> [WHAT YOU ARE ASKED TO DO]
All that is needed is every line of the listing below that has "legend".
============================================================
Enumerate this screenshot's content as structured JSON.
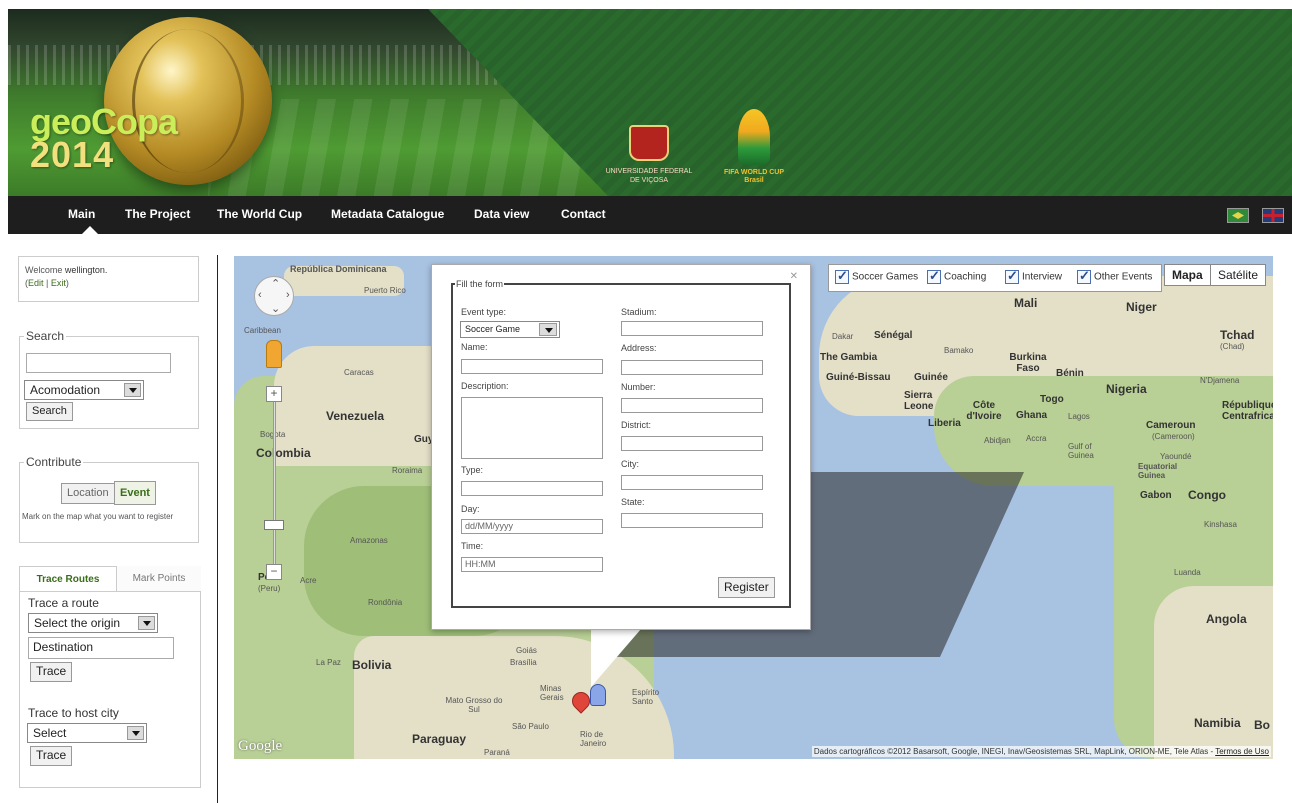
{
  "banner": {
    "logo_top": "geoCopa",
    "logo_bottom": "2014",
    "ufv_line1": "Universidade Federal",
    "ufv_line2": "de Viçosa",
    "fifa_line1": "FIFA WORLD CUP",
    "fifa_line2": "Brasil"
  },
  "nav": {
    "items": [
      "Main",
      "The Project",
      "The World Cup",
      "Metadata Catalogue",
      "Data view",
      "Contact"
    ]
  },
  "sidebar": {
    "welcome_prefix": "Welcome ",
    "username": "wellington.",
    "edit": "Edit",
    "sep": " | ",
    "exit": "Exit",
    "paren_open": "(",
    "paren_close": ")",
    "search": {
      "legend": "Search",
      "input_value": "",
      "select_value": "Acomodation",
      "button": "Search"
    },
    "contribute": {
      "legend": "Contribute",
      "location_button": "Location",
      "event_button": "Event",
      "note": "Mark on the map what you want to register"
    },
    "tabs": {
      "trace_routes": "Trace Routes",
      "mark_points": "Mark Points",
      "trace_a_route": "Trace a route",
      "origin_select": "Select the origin",
      "destination_value": "Destination",
      "trace_button": "Trace",
      "trace_to_host": "Trace to host city",
      "host_select": "Select",
      "trace_button2": "Trace"
    }
  },
  "map": {
    "layers": [
      {
        "label": "Soccer Games",
        "checked": true
      },
      {
        "label": "Coaching",
        "checked": true
      },
      {
        "label": "Interview",
        "checked": true
      },
      {
        "label": "Other Events",
        "checked": true
      }
    ],
    "map_type_map": "Mapa",
    "map_type_satellite": "Satélite",
    "attribution": "Dados cartográficos ©2012 Basarsoft, Google, INEGI, Inav/Geosistemas SRL, MapLink, ORION-ME, Tele Atlas - ",
    "terms": "Termos de Uso",
    "google": "Google",
    "labels": {
      "rep_dom": "República Dominicana",
      "puerto_rico": "Puerto Rico",
      "caribbean": "Caribbean",
      "caracas": "Caracas",
      "venezuela": "Venezuela",
      "bogota": "Bogota",
      "colombia": "Colombia",
      "roraima": "Roraima",
      "guy": "Guy",
      "amazonas": "Amazonas",
      "peru": "Peru",
      "peru2": "(Peru)",
      "acre": "Acre",
      "rondonia": "Rondônia",
      "lapaz": "La Paz",
      "bolivia": "Bolivia",
      "paraguay": "Paraguay",
      "matogrosso": "Mato Grosso do Sul",
      "goias": "Goiás",
      "brasilia": "Brasília",
      "minas": "Minas Gerais",
      "saopaulo": "São Paulo",
      "rio": "Rio de Janeiro",
      "espirito": "Espírito Santo",
      "parana": "Paraná",
      "mali": "Mali",
      "niger": "Niger",
      "tchad": "Tchad",
      "tchad2": "(Chad)",
      "senegal": "Sénégal",
      "dakar": "Dakar",
      "gambia": "The Gambia",
      "bamako": "Bamako",
      "burkina": "Burkina Faso",
      "guinea_bissau": "Guiné-Bissau",
      "guinee": "Guinée",
      "benin": "Bénin",
      "ndjamena": "N'Djamena",
      "nigeria": "Nigeria",
      "sierra": "Sierra Leone",
      "cote": "Côte d'Ivoire",
      "togo": "Togo",
      "ghana": "Ghana",
      "lagos": "Lagos",
      "liberia": "Liberia",
      "abidjan": "Abidjan",
      "accra": "Accra",
      "gulf": "Gulf of Guinea",
      "cameroun": "Cameroun",
      "cameroun2": "(Cameroon)",
      "yaounde": "Yaoundé",
      "republic": "République Centrafricaine",
      "eqguinea": "Equatorial Guinea",
      "gabon": "Gabon",
      "congo": "Congo",
      "kinshasa": "Kinshasa",
      "luanda": "Luanda",
      "angola": "Angola",
      "namibia": "Namibia",
      "bo": "Bo"
    }
  },
  "form": {
    "legend": "Fill the form",
    "event_type_label": "Event type:",
    "event_type_value": "Soccer Game",
    "name_label": "Name:",
    "description_label": "Description:",
    "type_label": "Type:",
    "day_label": "Day:",
    "day_placeholder": "dd/MM/yyyy",
    "time_label": "Time:",
    "time_placeholder": "HH:MM",
    "stadium_label": "Stadium:",
    "address_label": "Address:",
    "number_label": "Number:",
    "district_label": "District:",
    "city_label": "City:",
    "state_label": "State:",
    "register_button": "Register"
  }
}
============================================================
> [SOLVED EXERCISE]
      "legend": "Search",
      "legend": "Contribute",
    "legend": "Fill the form",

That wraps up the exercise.